1-) You sit at home every night of the week feeling sorry for yourself and wishing a pretty girl came knocking on your door looking for a place to stay. You hope that for some magiccal reason the most beautiful girl in the club comes up to you and buys you a drink and stays with you the whole night.
2-) You take control of what you can. You decide to go out a few nights of the week to clubs/bars and approach 20 different girls a night. You join extra-mural classes like dancing, the gym or other social settings that have a lot of like-minded people attending.
Which of the above two situations do you think is more likely to get you to where you want to be?
The second one of course! It’s like that with any situation where you do not really have control of the ultimate outcome. While you may not have full control, you certainly have the control of yourself to go out and do everything you can to stack the odds in your favor. Put yourself in the crosshairs of what you are tyring to achieve. If you work hard and consistenly at something every single day, the chances are very big that you will reach your goal.
The more you focus on what you love (and less on what you fear), the more you will actually achieve what you want. The less you focus on picking up girls in a club (and instead focus on having fun), the more interactions with girls you will have. The less you focus on large sums of money overnight (and the more you focus on building up a business/site and giving value), the more money will come your way.
The Bottom Line
I think that the key of getting more of what you want is to focus on the things you love doing instead of focusing on your greed and fears. Do what you love every day and trust that the things you want will come to you eventually.
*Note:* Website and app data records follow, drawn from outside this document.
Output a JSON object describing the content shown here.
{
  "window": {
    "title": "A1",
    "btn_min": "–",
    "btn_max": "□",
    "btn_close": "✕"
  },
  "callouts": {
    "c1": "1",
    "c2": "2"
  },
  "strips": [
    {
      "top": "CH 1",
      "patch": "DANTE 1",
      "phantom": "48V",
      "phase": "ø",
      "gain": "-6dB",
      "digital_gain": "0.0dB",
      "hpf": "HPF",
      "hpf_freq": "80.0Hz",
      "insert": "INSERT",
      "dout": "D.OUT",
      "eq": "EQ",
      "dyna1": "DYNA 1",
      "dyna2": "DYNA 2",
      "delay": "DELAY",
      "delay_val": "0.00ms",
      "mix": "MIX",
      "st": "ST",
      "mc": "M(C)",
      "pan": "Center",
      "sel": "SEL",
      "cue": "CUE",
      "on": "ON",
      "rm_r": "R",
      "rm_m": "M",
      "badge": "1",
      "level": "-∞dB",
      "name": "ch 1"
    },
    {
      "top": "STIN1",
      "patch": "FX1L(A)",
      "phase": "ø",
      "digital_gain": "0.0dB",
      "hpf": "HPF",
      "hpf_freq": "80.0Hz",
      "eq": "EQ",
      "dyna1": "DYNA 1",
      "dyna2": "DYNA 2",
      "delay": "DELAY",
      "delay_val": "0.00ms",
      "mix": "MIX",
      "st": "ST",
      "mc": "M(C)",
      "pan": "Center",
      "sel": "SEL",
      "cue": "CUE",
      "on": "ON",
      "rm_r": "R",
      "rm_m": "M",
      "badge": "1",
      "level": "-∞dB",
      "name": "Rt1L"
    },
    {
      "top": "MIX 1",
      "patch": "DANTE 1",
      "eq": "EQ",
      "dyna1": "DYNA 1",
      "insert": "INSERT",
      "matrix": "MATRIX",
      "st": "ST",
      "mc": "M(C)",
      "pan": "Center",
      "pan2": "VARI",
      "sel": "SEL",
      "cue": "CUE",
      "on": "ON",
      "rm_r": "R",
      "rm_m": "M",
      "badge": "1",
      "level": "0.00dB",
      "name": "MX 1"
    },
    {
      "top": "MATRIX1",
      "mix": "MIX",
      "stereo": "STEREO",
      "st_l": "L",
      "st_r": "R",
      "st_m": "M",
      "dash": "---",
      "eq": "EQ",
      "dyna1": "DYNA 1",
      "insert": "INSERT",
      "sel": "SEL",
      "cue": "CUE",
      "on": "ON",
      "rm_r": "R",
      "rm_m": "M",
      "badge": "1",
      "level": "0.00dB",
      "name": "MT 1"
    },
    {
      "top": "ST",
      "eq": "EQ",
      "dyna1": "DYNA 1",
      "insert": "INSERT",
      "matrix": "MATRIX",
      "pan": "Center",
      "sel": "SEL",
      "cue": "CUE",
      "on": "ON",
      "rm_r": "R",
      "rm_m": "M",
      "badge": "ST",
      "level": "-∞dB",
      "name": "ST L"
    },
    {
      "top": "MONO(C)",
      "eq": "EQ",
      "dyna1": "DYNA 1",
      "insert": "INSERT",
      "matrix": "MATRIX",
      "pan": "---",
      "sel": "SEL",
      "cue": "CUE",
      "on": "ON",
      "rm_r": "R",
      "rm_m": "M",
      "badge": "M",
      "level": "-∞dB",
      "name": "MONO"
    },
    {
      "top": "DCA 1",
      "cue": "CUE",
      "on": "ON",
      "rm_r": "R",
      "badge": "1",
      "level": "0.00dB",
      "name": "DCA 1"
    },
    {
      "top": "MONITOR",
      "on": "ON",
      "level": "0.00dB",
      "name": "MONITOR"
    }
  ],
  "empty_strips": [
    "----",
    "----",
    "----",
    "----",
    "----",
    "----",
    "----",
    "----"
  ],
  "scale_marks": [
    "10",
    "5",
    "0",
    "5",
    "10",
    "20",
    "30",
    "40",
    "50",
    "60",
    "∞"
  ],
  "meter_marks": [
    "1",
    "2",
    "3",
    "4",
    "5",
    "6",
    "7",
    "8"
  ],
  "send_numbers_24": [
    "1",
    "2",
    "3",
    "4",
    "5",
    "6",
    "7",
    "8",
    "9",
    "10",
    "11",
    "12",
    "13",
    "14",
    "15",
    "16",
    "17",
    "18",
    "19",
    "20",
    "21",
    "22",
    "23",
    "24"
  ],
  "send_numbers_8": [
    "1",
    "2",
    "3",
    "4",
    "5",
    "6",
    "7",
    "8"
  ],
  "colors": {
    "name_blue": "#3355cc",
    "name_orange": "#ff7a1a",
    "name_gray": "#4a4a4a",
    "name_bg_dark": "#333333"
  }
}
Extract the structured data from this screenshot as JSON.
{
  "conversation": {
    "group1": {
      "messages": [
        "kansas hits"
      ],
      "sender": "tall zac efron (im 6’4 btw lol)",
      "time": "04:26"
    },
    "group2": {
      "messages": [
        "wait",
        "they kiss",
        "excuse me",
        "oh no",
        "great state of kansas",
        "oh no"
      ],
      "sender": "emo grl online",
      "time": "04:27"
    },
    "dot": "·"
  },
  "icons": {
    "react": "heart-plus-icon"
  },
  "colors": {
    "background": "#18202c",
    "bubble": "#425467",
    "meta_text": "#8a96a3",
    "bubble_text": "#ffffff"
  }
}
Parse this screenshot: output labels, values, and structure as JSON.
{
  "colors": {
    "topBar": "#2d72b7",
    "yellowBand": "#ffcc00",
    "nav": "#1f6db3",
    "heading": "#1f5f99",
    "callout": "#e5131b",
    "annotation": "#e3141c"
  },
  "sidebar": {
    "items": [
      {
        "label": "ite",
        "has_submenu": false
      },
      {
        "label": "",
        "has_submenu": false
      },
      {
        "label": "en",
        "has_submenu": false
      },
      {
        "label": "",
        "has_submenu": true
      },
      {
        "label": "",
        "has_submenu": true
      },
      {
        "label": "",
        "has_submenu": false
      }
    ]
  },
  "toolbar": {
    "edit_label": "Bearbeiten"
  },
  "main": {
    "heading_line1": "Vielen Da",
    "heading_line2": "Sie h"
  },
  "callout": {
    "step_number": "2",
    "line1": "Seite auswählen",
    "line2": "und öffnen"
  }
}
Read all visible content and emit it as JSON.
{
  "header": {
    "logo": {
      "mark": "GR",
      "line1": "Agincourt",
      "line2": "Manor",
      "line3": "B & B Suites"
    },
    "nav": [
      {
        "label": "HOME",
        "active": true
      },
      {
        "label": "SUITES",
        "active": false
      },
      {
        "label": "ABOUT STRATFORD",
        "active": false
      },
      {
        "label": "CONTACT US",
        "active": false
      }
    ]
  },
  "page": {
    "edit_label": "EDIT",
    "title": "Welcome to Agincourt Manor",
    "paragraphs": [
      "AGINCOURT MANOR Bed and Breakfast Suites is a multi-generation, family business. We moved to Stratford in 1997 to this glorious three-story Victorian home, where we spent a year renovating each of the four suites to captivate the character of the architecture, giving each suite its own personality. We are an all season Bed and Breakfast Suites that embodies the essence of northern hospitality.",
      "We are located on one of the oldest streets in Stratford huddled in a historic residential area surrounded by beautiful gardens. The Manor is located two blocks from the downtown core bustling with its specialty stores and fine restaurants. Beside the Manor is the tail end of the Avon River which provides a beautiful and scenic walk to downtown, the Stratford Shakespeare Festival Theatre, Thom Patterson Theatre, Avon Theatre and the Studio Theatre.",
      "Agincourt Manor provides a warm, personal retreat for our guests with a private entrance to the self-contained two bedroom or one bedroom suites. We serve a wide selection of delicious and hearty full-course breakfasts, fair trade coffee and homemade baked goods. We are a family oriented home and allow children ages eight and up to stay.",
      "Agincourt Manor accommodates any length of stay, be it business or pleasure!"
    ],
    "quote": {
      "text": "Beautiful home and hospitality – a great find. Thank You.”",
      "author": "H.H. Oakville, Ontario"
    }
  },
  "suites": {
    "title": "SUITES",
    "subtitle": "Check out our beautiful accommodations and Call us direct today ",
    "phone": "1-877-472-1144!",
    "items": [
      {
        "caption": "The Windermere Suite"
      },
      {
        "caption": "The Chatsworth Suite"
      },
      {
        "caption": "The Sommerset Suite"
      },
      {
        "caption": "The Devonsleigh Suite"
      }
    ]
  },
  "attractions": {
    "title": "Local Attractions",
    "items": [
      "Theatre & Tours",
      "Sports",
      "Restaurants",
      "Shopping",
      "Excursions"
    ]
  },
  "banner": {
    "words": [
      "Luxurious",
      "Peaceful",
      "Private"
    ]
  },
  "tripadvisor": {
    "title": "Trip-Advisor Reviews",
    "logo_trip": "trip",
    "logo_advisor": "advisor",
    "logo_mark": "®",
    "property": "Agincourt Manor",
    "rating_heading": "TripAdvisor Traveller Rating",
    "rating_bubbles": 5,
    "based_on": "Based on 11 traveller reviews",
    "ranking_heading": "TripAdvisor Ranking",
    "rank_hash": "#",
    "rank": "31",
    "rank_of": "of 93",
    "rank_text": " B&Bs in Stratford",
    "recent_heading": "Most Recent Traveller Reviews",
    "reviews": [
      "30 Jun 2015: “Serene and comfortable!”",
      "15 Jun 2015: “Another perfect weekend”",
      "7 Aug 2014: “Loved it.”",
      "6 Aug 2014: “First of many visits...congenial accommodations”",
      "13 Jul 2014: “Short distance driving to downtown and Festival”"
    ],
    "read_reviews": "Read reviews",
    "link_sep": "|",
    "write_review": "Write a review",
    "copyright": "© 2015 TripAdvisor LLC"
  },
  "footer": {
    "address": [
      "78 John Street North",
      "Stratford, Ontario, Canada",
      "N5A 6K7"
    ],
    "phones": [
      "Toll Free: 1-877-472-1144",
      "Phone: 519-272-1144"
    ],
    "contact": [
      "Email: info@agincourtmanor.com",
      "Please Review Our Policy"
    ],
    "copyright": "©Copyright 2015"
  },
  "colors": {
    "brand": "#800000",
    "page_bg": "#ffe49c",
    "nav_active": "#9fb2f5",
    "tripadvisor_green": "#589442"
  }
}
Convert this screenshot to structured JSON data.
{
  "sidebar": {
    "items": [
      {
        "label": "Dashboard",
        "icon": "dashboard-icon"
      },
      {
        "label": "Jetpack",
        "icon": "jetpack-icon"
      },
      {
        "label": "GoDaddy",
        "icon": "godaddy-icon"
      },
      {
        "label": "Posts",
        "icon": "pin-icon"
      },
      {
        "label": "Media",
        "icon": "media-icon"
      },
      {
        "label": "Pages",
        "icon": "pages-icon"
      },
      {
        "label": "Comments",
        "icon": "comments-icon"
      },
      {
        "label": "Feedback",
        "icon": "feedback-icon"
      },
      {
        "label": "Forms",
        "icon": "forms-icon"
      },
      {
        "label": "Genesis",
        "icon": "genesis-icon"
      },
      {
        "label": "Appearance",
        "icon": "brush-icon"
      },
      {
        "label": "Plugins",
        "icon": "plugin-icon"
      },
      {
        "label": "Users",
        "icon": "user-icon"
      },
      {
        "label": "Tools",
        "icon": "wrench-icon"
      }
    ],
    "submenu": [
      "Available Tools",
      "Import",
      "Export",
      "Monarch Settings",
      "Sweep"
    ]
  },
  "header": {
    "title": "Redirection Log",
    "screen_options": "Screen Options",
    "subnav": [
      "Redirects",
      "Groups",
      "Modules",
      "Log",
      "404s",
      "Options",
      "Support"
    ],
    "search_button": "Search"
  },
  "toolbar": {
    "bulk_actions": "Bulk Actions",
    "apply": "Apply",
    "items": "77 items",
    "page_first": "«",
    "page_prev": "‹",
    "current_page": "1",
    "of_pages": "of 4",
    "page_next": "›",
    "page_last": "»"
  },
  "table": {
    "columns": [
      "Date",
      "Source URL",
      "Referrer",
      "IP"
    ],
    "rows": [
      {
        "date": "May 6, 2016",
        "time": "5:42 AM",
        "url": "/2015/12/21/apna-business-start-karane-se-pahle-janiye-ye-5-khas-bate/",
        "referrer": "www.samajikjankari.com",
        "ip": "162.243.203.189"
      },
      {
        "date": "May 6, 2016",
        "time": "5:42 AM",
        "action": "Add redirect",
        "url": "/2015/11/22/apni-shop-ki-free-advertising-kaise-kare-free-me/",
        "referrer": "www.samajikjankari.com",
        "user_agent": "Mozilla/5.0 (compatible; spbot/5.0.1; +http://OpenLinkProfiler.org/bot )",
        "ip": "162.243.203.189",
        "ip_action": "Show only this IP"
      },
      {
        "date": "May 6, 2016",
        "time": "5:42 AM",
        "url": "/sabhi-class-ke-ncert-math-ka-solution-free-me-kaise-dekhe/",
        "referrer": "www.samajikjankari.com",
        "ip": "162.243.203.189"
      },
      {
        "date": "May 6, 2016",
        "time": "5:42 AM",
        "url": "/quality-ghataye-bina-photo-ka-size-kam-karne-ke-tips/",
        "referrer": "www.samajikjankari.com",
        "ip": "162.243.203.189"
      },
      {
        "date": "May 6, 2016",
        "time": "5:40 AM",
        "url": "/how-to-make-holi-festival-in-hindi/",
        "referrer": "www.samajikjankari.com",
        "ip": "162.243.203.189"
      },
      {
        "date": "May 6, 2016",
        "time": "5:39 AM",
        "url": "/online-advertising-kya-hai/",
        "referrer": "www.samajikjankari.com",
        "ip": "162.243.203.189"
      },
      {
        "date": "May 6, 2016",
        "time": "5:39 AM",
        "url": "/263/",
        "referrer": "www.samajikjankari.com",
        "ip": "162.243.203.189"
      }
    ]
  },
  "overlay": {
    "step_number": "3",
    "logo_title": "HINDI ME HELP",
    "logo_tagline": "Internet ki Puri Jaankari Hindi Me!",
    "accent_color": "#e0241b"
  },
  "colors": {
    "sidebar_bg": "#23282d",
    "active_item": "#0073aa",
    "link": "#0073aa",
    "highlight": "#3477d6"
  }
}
They will come a lot sooner than you think.
Diggy writes all about self improvement at his blog UpgradeReality.com. If you are looking for motivation, inspiration or useful tips to live a better life, subscribe to his articles via RSS FEED or EMAIL
Running For My Life - from zero to ultramarathoner
The spooky thing about depression is that it sneaks in. There aren’t really trumpets and loud voices announcing: “Hail, hail, this is depression entering the room, all rise!” Nope. It’s slow, silent, creepy. It doesn’t even look like depression. It starts with small isolation thoughts like: “Maybe I shouldn’t get out today, I just don’t feel like going out”. And then it does the same next day. And then the day after that and so on. And then it starts to whisper louder and louder in your ears: “Why would you go outside, you loser? Didn’t have enough yet? Want more people to make fun of how much of a big, fat loser you are?”
And then you start to breath in guilt and shame, instead of air. Every breathe you take is putting more dark thoughts into your body.
Until you get stuck. You can’t move anymore. At all.
If you want to know how I got out of this space, eventually, check out my latest book on Amazon and Kindle.